Are you able to pick out the extroverted students in your classroom? What is the best way you’ve found to support them in their learning? 

Cover photo: pexels.com

A New Way To Look At MBTI In The Classroom

About a year ago I wrote a whole series on using Myers Briggs Type Indicator in the classroom and how useful it can be. It has become wildly popular! It’s incredible to see the difference your teaching can make when you can keep these personality traits in mind. I wrote these specifically for the teacher to analyze their students, but I’m wondering if maybe in the future I should revamp the articles for the audience to be the student, not the teacher? Because it can be so beneficial to know how you learn.

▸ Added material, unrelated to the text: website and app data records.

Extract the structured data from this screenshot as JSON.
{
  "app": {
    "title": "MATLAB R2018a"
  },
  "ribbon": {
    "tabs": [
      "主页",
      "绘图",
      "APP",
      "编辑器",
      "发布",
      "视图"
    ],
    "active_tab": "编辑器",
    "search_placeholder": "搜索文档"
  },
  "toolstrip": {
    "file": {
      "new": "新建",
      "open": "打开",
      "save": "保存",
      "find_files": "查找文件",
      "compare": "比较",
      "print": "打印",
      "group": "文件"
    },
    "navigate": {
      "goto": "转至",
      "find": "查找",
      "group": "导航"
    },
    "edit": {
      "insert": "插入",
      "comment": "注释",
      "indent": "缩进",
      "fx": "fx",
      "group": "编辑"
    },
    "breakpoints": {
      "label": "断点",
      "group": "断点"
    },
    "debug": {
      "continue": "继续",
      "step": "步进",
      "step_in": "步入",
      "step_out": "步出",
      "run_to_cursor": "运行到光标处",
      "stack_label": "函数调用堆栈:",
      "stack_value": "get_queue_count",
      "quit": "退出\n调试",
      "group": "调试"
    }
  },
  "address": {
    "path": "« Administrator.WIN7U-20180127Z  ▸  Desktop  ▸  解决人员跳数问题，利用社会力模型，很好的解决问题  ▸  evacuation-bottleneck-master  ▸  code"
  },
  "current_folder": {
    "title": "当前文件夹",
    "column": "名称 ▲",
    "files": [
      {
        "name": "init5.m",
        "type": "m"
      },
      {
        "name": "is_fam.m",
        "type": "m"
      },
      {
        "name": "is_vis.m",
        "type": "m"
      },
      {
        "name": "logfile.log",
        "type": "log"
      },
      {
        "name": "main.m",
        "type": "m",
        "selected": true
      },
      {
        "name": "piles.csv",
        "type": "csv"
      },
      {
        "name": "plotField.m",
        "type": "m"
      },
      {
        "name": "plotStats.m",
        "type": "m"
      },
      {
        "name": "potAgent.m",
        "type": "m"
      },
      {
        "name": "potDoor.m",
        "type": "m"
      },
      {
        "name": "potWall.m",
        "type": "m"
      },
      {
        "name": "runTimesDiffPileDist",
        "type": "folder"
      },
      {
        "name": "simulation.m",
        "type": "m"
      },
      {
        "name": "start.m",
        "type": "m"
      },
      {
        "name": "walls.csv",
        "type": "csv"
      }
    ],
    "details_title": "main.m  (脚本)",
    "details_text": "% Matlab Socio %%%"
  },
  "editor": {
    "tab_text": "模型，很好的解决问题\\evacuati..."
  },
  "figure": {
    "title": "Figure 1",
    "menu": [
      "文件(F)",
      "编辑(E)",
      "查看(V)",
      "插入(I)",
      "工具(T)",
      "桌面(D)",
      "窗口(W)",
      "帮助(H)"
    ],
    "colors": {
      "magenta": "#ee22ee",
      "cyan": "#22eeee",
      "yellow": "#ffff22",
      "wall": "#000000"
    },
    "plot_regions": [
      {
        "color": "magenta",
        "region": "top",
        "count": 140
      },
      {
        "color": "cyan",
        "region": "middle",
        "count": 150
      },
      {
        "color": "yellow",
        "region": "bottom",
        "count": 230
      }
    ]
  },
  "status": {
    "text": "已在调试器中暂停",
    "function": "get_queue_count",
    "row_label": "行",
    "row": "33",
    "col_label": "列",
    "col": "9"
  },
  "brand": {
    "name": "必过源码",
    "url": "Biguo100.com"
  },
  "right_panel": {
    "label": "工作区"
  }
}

However, I know that with 16 different types of personalities, it can be hard to go through your entire classroom and pick out the type for each student. Because of this, I am going to start a new blog series with a broader sense of MBTI.

As explained in my post about how to figure out MBTI, there are four main parts of finding out types. You can see them in the image below.

I will be doing an 8 part blog series focusing on these 8 areas. How to foster learning with an extroverted student, introverted student, etc. This means you won’t necessarily have to figure out a child’s entire personality type, but instead can focus on one part that you may be struggling with. So stay tuned for this new blog series that may help you in your teaching or in your learning… or both!

Personality Types: Are They Meant To Put You In A Box?

I’ve written multiple series on personality types and how they relate to education. Read about them here:

Myers Briggs Personality Types

Enneagram in Education

A lot of people are not a fan of learning more about personality types because they feel like they are put into a box when assigned a “type” or “number”. I see this point of view! I absolutely have felt the same way. I have also felt like as I read general overviews of types, I can relate to every single one, they seem very “vanilla” and are relevant to anyone with a pulse.

While these are valid, I have found in my research that these personality types are not trying to put you in a box, their goal is to help you understand yourself and those around you a little deeper. Just because you identify with one “type” doesn’t mean you have to or will act EXACTLY the same way. However, it can help you understand your personality better if there are aspects you do identify with.

For example: I am an ENFJ in the MBTI personality type. This tells me I am extroverted and breaks down what exactly extroversion means. This one in particular I came out with 95% extroverted when completing the test, so it is a trait that I can learn more about and help me apply these findings to my life.

(N) means I primarily use my intuition over my senses. Does this mean I don’t use my senses? No! It means I primarily tend to choose intuition over sensing, however, I can still use sensing at times too.

(F) means I use feeling in decision-making versus (T) which is thinking or logic. I use both, and often! But feeling tends to win over thinking. (J) means I use judgment over (P) perception. I can use both and I do.

Because I identify as an ENFJ I have lists and articles galore that can help me dive deeper into learning more about my personality. Including the ones I wrote. But if an article reads, “you thrive in group work because you are extroverted.” but I personally don’t like group work, it doesn’t mean they are trying to fit you into a box. That is the general consensus of the ENFJ type, and you are who you are. Not many people fit the exact mold or can agree with every single point in their personality type.

So next time you don’t want to research your personality type for fear of “being put in a box”, consider that it’s there for you to learn more and gain knowledge, not put you in a box!

What is your MBTI or Enneagram if you know it? How does it help you learn more about yourself to research personality types?